National University of Kyiv Mohyla Academy, MA in Jewish Studies Program •
Ukrainian Association for Jewish Studies • United States Holocaust Memorial Museum, Jack, Joseph and Morton Mandel Center for Advanced Holocaust Studies
invite to a mini course by Elana Jakel
“Everyday Jewish Life in the Interwar USSR”
This course will survey Soviet Jewish history from 1917 to 1941. Particular attention will be given to the lived experiences of Jews as revealed through a variety of primary sources as well as recent scholarship. Although the Jewish experience in the interwar USSR traditionally has been associated with change, this course also will consider the continuities that transcended the rupture between the tsarist and Soviet eras. Another central question that will be explored is the role of belief – religious, ideological, and prejudicial – in shaping both the continuities and changes that the interwar period brought about in the lives of Soviet Jews. Finally, it will be analyzed how memories shaped both the lived experiences of Jews in the interwar Soviet Union and how Jews have conceptualized these years in retrospect.
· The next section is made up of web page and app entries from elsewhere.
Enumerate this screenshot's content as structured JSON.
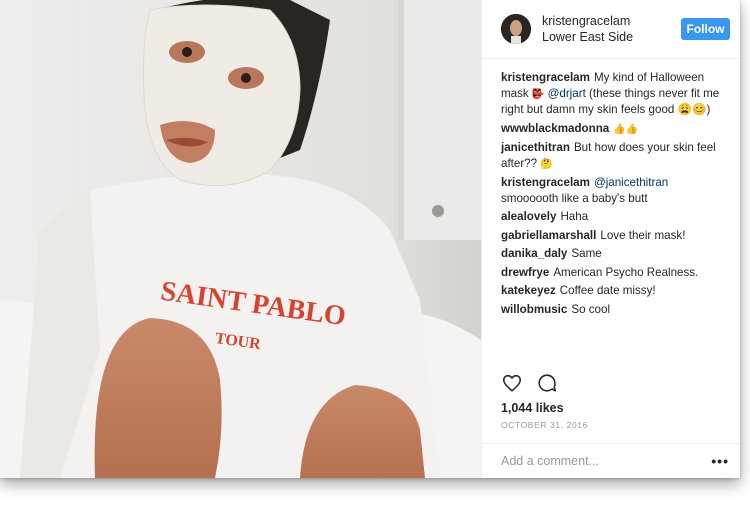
{
  "post": {
    "username": "kristengracelam",
    "location": "Lower East Side",
    "follow_label": "Follow",
    "photo_shirt_text": "SAINT PABLO",
    "photo_shirt_text2": "TOUR",
    "likes": "1,044 likes",
    "date": "OCTOBER 31, 2016",
    "comment_placeholder": "Add a comment...",
    "more_label": "•••"
  },
  "comments": [
    {
      "user": "kristengracelam",
      "pre": "My kind of Halloween mask ",
      "emoji": "👺",
      "mention": "@drjart",
      "post": " (these things never fit me right but damn my skin feels good 😩😊)"
    },
    {
      "user": "wwwblackmadonna",
      "pre": "",
      "emoji": "👍👍",
      "mention": "",
      "post": ""
    },
    {
      "user": "janicethitran",
      "pre": "But how does your skin feel after?? ",
      "emoji": "🤔",
      "mention": "",
      "post": ""
    },
    {
      "user": "kristengracelam",
      "pre": "",
      "emoji": "",
      "mention": "@janicethitran",
      "post": " smoooooth like a baby's butt"
    },
    {
      "user": "alealovely",
      "pre": "Haha",
      "emoji": "",
      "mention": "",
      "post": ""
    },
    {
      "user": "gabriellamarshall",
      "pre": "Love their mask!",
      "emoji": "",
      "mention": "",
      "post": ""
    },
    {
      "user": "danika_daly",
      "pre": "Same",
      "emoji": "",
      "mention": "",
      "post": ""
    },
    {
      "user": "drewfrye",
      "pre": "American Psycho Realness.",
      "emoji": "",
      "mention": "",
      "post": ""
    },
    {
      "user": "katekeyez",
      "pre": "Coffee date missy!",
      "emoji": "",
      "mention": "",
      "post": ""
    },
    {
      "user": "willobmusic",
      "pre": "So cool",
      "emoji": "",
      "mention": "",
      "post": ""
    }
  ],
  "icons": {
    "like": "heart-icon",
    "comment": "comment-bubble-icon",
    "more": "more-options-icon"
  },
  "colors": {
    "accent": "#3897f0",
    "mention": "#003569",
    "text": "#262626",
    "muted": "#999999"
  }
}
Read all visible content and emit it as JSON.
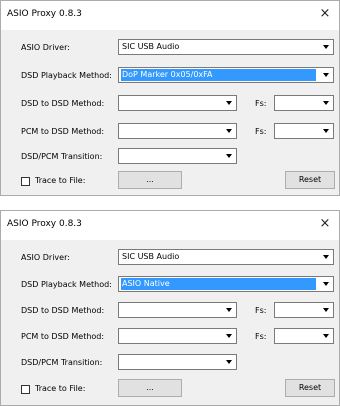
{
  "windows": [
    {
      "title": "ASIO Proxy 0.8.3",
      "close_glyph": "×",
      "asio_driver": {
        "label": "ASIO Driver:",
        "value": "SIC USB Audio"
      },
      "dsd_playback_method": {
        "label": "DSD Playback Method:",
        "value": "DoP Marker 0x05/0xFA"
      },
      "dsd_to_dsd_method": {
        "label": "DSD to DSD Method:",
        "value": ""
      },
      "dsd_to_dsd_fs": {
        "label": "Fs:",
        "value": ""
      },
      "pcm_to_dsd_method": {
        "label": "PCM to DSD Method:",
        "value": ""
      },
      "pcm_to_dsd_fs": {
        "label": "Fs:",
        "value": ""
      },
      "dsd_pcm_transition": {
        "label": "DSD/PCM Transition:",
        "value": ""
      },
      "trace_to_file": {
        "label": "Trace to File:",
        "checked": false
      },
      "browse_label": "...",
      "reset_label": "Reset"
    },
    {
      "title": "ASIO Proxy 0.8.3",
      "close_glyph": "×",
      "asio_driver": {
        "label": "ASIO Driver:",
        "value": "SIC USB Audio"
      },
      "dsd_playback_method": {
        "label": "DSD Playback Method:",
        "value": "ASIO Native"
      },
      "dsd_to_dsd_method": {
        "label": "DSD to DSD Method:",
        "value": ""
      },
      "dsd_to_dsd_fs": {
        "label": "Fs:",
        "value": ""
      },
      "pcm_to_dsd_method": {
        "label": "PCM to DSD Method:",
        "value": ""
      },
      "pcm_to_dsd_fs": {
        "label": "Fs:",
        "value": ""
      },
      "dsd_pcm_transition": {
        "label": "DSD/PCM Transition:",
        "value": ""
      },
      "trace_to_file": {
        "label": "Trace to File:",
        "checked": false
      },
      "browse_label": "...",
      "reset_label": "Reset"
    }
  ],
  "colors": {
    "window_bg": "#f0f0f0",
    "titlebar_bg": "#ffffff",
    "selection_bg": "#3399ff",
    "selection_text": "#ffffff",
    "border": "#7a7a7a"
  }
}
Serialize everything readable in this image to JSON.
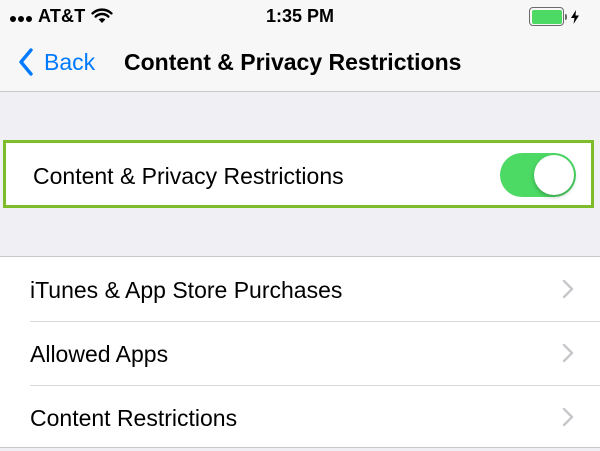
{
  "status_bar": {
    "carrier": "AT&T",
    "time": "1:35 PM",
    "battery_level": 1.0,
    "signal_bars": 3,
    "icons": [
      "signal-icon",
      "wifi-icon",
      "battery-icon",
      "charging-bolt-icon"
    ]
  },
  "nav": {
    "back_label": "Back",
    "title": "Content & Privacy Restrictions",
    "back_icon": "chevron-left-icon"
  },
  "toggle_row": {
    "label": "Content & Privacy Restrictions",
    "enabled": true
  },
  "list": {
    "items": [
      {
        "label": "iTunes & App Store Purchases",
        "icon": "chevron-right-icon"
      },
      {
        "label": "Allowed Apps",
        "icon": "chevron-right-icon"
      },
      {
        "label": "Content Restrictions",
        "icon": "chevron-right-icon"
      }
    ]
  },
  "colors": {
    "tint": "#007aff",
    "switch_on": "#4cd964",
    "highlight_border": "#7cbd29",
    "group_background": "#efeff4",
    "separator": "#c8c7cc",
    "chevron": "#c7c7cc"
  }
}
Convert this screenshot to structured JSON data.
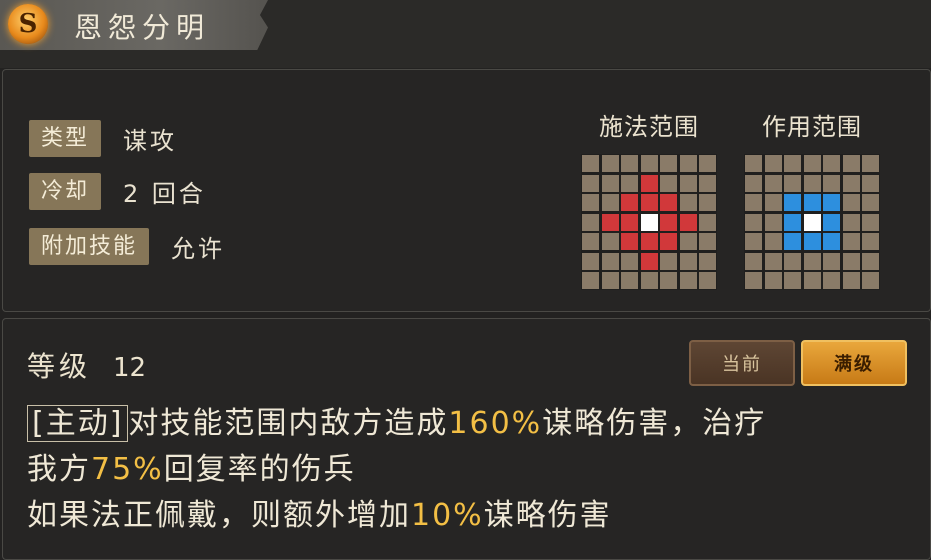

Dr. Elana Jakel is Program Manager of the Initiative for the Study of the Ukrainian Jewry at the Jack, Joseph and Morton Mandel Center for Advanced Holocaust Studies at the United States Holocaust Memorial Museum. She received her Ph.D. in History from the University of Illinois at Urbana-Champaign in 2014 with a dissertation entitled, “‘Ukraine without Jews’? Nationality and Belonging in Soviet Ukraine, 1943–1948.” Dr. Jakel has won many awards and fellowships, including a Fulbright Fellowship and an International Research and Exchanges Board (IREX) grant. She has presented widely at academic conferences and currently is revising her dissertation into a book.
The mini course will take place on
Monday March 13 10:00
Tuesday March 14 11:40
Wednesday March 15 15:00
Thursday March 16 10:00
Venue: Office of the NaUKMA Jewish Studies programs
Kyiv, Voloska Street 8/5, building 5, basement
This mini course is possible thanks to the generosity of The Piotr and Basheva Polsky
Memorial Initiative for the Study of Ukrainian Jewry.